• The Antagonist: If your group doesn’t contain a General on the Hill, it has no need for an Antagonist. This guy’s purpose for being is to argue with, insult, and belittle the General. When the General starts insulting the rest of the team, the Antagonist is the guy you see in /bg insulting the General right back. A good Antagonist / General rivalry is a great way to bring down a battleground team, since they’ll probably get caught up in their repartee and end up not actually playing. Not to mention /bg will become so full of spam that the rest of the team can’t use it for actual communication.

• The Short-Attention-Span Cavalry: These guys are young, impatient, and full of THE FURY. Any second spent not actively attacking the other team is a waste of time, and defense is for losers; this unit won’t wait for a capture to complete before riding off in search of more combat, much less actually stick around to try to defend it. They are very easy to draw off of a flag, because they don’t care about objectives. They’re only here for the killin’!

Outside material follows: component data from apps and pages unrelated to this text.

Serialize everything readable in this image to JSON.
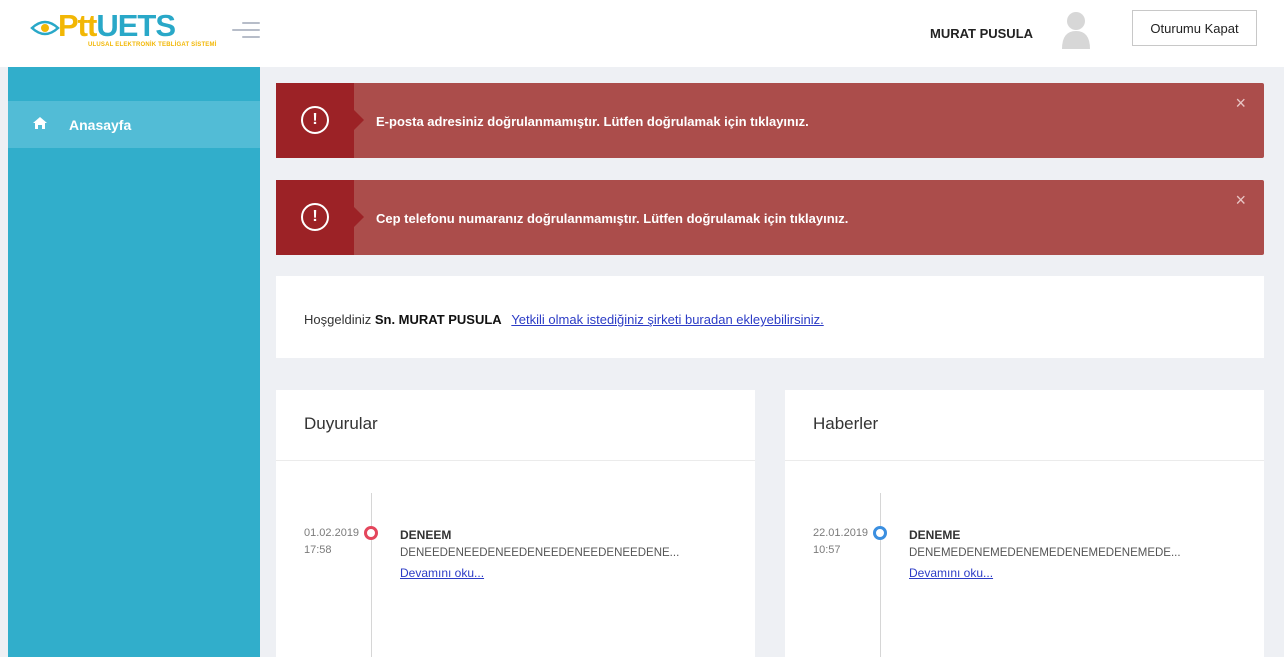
{
  "header": {
    "logo_text_ptt": "Ptt",
    "logo_text_uets": "UETS",
    "logo_subtitle": "ULUSAL ELEKTRONİK TEBLİGAT SİSTEMİ",
    "username": "MURAT PUSULA",
    "logout_label": "Oturumu Kapat"
  },
  "sidebar": {
    "items": [
      {
        "label": "Anasayfa",
        "icon": "home-icon"
      }
    ]
  },
  "alerts": [
    {
      "icon": "!",
      "message": "E-posta adresiniz doğrulanmamıştır. Lütfen doğrulamak için tıklayınız.",
      "close": "×"
    },
    {
      "icon": "!",
      "message": "Cep telefonu numaranız doğrulanmamıştır. Lütfen doğrulamak için tıklayınız.",
      "close": "×"
    }
  ],
  "welcome": {
    "greeting": "Hoşgeldiniz",
    "name": "Sn. MURAT PUSULA",
    "link": "Yetkili olmak istediğiniz şirketi buradan ekleyebilirsiniz."
  },
  "announcements": {
    "title": "Duyurular",
    "items": [
      {
        "date": "01.02.2019",
        "time": "17:58",
        "title": "DENEEM",
        "body": "DENEEDENEEDENEEDENEEDENEEDENEEDENE...",
        "more": "Devamını oku..."
      }
    ]
  },
  "news": {
    "title": "Haberler",
    "items": [
      {
        "date": "22.01.2019",
        "time": "10:57",
        "title": "DENEME",
        "body": "DENEMEDENEMEDENEMEDENEMEDENEMEDE...",
        "more": "Devamını oku..."
      }
    ]
  },
  "colors": {
    "sidebar": "#31aecb",
    "alert": "#ab4d4b",
    "alert_icon": "#9c2226",
    "announcement_dot": "#e4465c",
    "news_dot": "#3b8fe0",
    "link": "#2c3cc6"
  }
}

• The Calculator: This guy is only here to get the rewards, and he wants them as soon as possible, with as little effort on his part as is strictly necessary. Are you wasting time on stupid things like fighting the other team instead of zerging bases and hoping it works? That’s dragging the match out and wasting time he could use to earn more bonus honour. Does the other team have a large advantage? This guy is the one telling you in /bg to lose as quickly as possible instead of trying to rally. His native habitat is sitting in the Relief Hut in AV.


December 18th, 2007 Posted by | World of Warcraft | no comments

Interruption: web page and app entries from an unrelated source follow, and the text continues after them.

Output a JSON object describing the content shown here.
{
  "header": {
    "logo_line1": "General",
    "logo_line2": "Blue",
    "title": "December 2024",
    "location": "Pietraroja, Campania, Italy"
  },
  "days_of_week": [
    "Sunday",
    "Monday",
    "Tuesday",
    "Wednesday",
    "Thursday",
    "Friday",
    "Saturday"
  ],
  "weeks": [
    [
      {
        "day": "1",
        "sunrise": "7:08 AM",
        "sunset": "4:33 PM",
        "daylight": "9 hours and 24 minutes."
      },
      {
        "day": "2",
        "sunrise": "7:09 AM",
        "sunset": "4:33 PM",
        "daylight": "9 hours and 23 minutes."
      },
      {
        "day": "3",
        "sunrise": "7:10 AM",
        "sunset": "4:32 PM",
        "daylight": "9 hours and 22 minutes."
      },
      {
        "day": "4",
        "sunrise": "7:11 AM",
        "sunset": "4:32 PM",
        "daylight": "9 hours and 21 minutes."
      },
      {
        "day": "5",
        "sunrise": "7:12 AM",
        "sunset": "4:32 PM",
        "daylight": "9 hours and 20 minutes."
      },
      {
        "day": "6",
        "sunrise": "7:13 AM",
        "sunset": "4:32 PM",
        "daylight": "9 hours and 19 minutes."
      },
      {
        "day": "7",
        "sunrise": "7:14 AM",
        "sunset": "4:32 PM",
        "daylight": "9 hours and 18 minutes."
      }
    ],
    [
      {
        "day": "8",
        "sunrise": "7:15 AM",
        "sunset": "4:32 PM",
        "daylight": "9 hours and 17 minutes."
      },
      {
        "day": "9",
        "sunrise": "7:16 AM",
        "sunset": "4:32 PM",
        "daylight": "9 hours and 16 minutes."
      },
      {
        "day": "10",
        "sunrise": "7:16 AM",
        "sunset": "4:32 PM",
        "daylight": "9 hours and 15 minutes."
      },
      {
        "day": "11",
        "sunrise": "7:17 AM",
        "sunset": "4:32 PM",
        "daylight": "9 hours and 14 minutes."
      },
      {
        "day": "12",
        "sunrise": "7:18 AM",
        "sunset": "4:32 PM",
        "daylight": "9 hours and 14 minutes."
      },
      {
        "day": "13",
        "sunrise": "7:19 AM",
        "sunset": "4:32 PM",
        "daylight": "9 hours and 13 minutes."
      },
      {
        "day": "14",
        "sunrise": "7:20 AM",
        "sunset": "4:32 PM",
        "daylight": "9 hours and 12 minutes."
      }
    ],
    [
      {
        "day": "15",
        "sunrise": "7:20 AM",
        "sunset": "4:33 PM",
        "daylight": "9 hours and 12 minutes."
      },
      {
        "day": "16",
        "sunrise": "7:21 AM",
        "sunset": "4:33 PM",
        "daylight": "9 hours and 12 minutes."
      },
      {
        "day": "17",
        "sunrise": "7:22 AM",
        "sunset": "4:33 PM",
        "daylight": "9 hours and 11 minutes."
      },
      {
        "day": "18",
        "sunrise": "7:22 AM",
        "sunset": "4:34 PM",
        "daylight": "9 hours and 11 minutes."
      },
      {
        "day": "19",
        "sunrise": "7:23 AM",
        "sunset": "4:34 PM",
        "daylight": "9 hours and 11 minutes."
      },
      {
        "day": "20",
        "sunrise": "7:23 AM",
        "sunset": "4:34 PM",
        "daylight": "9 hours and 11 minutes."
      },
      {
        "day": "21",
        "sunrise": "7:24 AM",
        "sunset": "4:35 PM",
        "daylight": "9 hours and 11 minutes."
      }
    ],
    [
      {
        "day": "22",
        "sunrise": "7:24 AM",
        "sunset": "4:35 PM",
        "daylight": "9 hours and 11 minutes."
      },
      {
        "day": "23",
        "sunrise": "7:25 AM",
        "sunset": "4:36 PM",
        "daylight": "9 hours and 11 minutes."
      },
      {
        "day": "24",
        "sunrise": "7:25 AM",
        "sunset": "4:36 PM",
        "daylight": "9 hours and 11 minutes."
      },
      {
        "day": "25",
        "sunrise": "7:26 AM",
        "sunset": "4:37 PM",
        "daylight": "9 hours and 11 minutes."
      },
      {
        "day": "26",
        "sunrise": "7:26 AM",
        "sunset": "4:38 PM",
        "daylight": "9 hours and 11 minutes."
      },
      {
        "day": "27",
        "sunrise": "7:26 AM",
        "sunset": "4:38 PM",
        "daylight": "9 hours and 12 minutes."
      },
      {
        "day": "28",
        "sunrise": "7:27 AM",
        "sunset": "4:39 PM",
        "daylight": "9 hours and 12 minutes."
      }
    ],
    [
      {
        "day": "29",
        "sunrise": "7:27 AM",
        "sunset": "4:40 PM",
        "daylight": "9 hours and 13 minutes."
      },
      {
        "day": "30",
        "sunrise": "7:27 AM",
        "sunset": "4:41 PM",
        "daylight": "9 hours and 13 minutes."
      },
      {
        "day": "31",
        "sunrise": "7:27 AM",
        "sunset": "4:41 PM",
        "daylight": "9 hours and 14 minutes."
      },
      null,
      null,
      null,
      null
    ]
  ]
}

This is such fun

The Mitchell Report is still steaming its way around baseball, and everybody’s putting on his best poker face and rounding up denials so denial-y that they’re reported as not just "denying" the accusations, but as "strongly denying" them. As though that ordinary kind of denial just isn’t enough denial for this. We need the big guns. I wonder who will be the first to break through the barrier to "vehemently denying."

A bit odd that, what with so many pages devoted to smearing Barry Bonds and Roger Clemens and Eric Gagne and real a-list baseball superstars like that, the real heart of the controversy centres around mild-mannered second baseman Brian Roberts. Turns out the whole case against Roberts is based on exactly one statement made – under duress – by Larry Bigbie. I’m sure Mitchell is sincere when he declares that "we think that the statements made in the report are truthful," but come on. Even I have enough journalistic intergrity that I wouldn’t really be comfortable putting Roberts on the list based on wafer-thin evidence like that. And I’m both a) an asshole and b) too overpoweringly sexy to sue anyhow. I can’t speak for senator Mitchell’s assholeness, but I’ve seen his picture and I’m not sure he could mesmerize an entire courtroom with a sly wink and a smile.


December 18th, 2007 Posted by | Baseball | no comments

Roid Rage

The day is here: the Mitchell Report is out. According to senator Mitchell, one quarter of baseball players illegally used steroids or human growth hormone, not the least of whom is Roger Clemens. Granted, it should have been pretty clear that anybody who still throws 100 mph at 45 is probably the recipient of some form of outside assistance, but Clemens’ name was still the report’s major shocker.

I agree with Jeff Passan about the oddity of the steroid situation: "Baseball owes its current boom to the fervor caused by Mark McGwire and Sammy Sosa – neither of whom was named in the report, by the way – and yet with every new development, it wants to separate itself, to disown the time." That’s the irony of the anti-steroid fervor, after all; baseball was dying until McGwire and Sosa reinvigorated it in 1998. McGwire has been linked to steroid use (odd that the Mitchell report doesn’t mention that), and Sosa has long been suspected (though no evidence exists). If either or both of those men actually used steroids… where does that leave us?

Maybe that’s why the Mitchell Report doesn’t mention either of them. It’s one thing to hate on Bonds and Clemens, but stay away from the guys who built the foundation business is running on.


December 13th, 2007 Posted by | Baseball | no comments

Finally